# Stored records
"""
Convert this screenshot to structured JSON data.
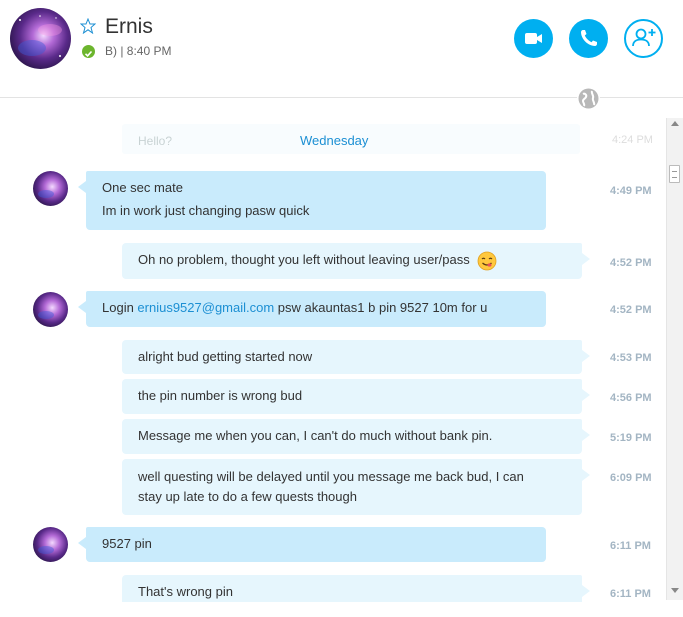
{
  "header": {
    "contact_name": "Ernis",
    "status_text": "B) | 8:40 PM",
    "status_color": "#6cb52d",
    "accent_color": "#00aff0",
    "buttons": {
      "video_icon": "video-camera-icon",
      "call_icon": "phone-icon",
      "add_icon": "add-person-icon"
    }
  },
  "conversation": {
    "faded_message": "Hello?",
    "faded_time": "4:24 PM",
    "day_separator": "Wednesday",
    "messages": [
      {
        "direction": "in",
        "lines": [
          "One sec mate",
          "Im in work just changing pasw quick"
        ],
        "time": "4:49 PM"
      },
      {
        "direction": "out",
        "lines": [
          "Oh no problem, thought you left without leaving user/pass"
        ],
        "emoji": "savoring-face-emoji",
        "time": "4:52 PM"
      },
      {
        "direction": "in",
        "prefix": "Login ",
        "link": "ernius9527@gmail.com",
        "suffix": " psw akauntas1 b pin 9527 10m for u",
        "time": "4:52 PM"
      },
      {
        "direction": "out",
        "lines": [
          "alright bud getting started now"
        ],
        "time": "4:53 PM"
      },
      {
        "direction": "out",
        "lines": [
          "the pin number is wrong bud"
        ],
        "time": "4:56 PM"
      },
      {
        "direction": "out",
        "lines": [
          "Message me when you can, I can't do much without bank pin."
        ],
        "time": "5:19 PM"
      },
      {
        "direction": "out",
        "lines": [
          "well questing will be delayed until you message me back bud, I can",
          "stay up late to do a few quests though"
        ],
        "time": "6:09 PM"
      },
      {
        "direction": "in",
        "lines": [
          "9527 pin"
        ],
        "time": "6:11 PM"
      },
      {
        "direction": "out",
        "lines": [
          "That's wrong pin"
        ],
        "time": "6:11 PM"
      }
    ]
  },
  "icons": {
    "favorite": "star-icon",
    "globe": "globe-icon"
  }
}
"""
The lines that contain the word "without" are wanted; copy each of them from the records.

# YOUR RESPONSE
          "Oh no problem, thought you left without leaving user/pass"
          "Message me when you can, I can't do much without bank pin."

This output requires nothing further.